Dismiss Notice
Join Physics Forums Today!
The friendliest, high quality science and math community on the planet! Everyone who loves science is here!

Proving one of Einsteins formulas (Kinetic energy of an object)

  1. Jan 11, 2004 #1
    My physics teacher is having me prove two of Einsteins formulas as a homework assignment. One is his formula for the relationship between the energy of an object and it's momentum, E = sqrt(p^2c^ + m(original)^2c^4), that one was no problem, insert m = m(original) * gamma into E = mc^2 and so on. The other one, his formula for the kinetic energy of an object, is a trickier thing. My book says that it's found by defining K as such:

    [tex]K = \int_{0}^{s} Fds = \int_{0}^{s} \frac{d(mv)}{dt}ds[/tex]

    Then it says it's possible to calculate this integer by inserting for the mass from equation 1.3 (Below) and do it by parts.

    [tex] m = \frac{m_o}{\sqrt(1 - v^2/c^2)} (1.3) [/tex]

    The end result being:

    [tex] K = mc^2 - m_oc^2 [/tex]

    I'm completely stuck.

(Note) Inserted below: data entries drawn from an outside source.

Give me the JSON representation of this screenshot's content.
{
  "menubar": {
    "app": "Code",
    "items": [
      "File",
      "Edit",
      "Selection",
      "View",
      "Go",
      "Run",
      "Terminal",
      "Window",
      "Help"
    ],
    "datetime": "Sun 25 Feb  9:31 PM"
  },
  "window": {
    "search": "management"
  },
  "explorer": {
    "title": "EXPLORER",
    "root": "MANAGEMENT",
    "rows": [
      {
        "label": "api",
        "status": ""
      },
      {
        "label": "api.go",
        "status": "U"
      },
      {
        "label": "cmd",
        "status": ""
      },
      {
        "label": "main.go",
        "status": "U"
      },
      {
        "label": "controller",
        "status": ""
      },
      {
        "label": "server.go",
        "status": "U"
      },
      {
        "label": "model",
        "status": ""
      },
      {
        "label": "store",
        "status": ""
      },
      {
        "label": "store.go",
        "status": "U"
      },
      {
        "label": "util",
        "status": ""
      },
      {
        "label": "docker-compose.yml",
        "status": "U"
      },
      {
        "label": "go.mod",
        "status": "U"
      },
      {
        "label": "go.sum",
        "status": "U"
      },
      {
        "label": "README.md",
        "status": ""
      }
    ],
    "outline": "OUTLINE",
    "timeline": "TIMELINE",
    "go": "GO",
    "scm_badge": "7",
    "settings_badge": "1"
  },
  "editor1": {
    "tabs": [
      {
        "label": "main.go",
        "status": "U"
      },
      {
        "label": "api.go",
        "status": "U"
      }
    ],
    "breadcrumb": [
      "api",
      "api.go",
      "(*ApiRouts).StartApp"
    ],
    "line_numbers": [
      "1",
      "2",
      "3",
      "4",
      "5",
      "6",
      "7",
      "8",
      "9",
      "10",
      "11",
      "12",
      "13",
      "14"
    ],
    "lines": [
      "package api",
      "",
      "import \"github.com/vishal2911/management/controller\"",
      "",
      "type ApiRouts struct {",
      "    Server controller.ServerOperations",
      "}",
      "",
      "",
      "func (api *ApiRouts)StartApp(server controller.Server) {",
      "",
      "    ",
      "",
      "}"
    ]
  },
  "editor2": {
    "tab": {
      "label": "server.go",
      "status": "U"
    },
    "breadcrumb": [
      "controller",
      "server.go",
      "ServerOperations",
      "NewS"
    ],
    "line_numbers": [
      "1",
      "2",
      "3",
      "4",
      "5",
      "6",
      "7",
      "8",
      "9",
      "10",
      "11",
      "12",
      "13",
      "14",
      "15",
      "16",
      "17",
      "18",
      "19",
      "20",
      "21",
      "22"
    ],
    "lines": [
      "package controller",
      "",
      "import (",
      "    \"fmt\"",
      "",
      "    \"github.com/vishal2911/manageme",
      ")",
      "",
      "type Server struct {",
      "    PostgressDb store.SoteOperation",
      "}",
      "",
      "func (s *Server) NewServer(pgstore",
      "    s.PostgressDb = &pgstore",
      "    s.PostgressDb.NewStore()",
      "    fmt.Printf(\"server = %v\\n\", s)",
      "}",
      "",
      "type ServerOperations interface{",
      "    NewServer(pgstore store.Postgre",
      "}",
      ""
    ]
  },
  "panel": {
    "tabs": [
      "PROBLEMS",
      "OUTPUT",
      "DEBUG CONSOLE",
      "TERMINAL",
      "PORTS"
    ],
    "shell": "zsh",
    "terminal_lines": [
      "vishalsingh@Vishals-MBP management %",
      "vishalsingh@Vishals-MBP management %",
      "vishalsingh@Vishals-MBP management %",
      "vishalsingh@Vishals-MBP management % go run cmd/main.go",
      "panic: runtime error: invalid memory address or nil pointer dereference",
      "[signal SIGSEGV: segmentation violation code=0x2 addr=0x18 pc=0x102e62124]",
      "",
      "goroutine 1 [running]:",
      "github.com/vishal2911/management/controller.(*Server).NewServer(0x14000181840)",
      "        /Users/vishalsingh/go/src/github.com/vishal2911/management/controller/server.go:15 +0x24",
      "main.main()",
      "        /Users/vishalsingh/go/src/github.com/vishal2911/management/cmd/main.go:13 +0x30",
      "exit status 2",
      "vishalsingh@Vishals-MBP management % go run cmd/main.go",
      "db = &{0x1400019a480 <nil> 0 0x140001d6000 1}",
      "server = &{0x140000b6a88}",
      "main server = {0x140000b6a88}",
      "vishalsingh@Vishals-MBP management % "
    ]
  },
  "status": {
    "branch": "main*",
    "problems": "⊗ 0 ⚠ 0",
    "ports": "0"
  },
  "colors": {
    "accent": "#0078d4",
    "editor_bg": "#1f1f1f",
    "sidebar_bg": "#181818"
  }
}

I'd really appreciate any piece of advice you might have on integrating this by parts, or other means. I've done a little algebraic manipulation to try to simplify it but with no succes. What I'd really like to know if you can treat gamma as a constant when integrating (or diffrentiating) for time or distance? It'd simplify things a lot, but I suspect it can't be done that way since gamma contains velocity which is a function of distance and time, and would then be affected.

    Any thoughts or hints?
     
  2. jcsd
Know someone interested in this topic? Share this thread via Reddit, Google+, Twitter, or Facebook

Can you help with the solution or looking for help too?
Draft saved Draft deleted



Similar Discussions: Proving one of Einsteins formulas (Kinetic energy of an object)
  1. Einstein energy (Replies: 1)

  2. Einsteins formula (Replies: 2)

Loading...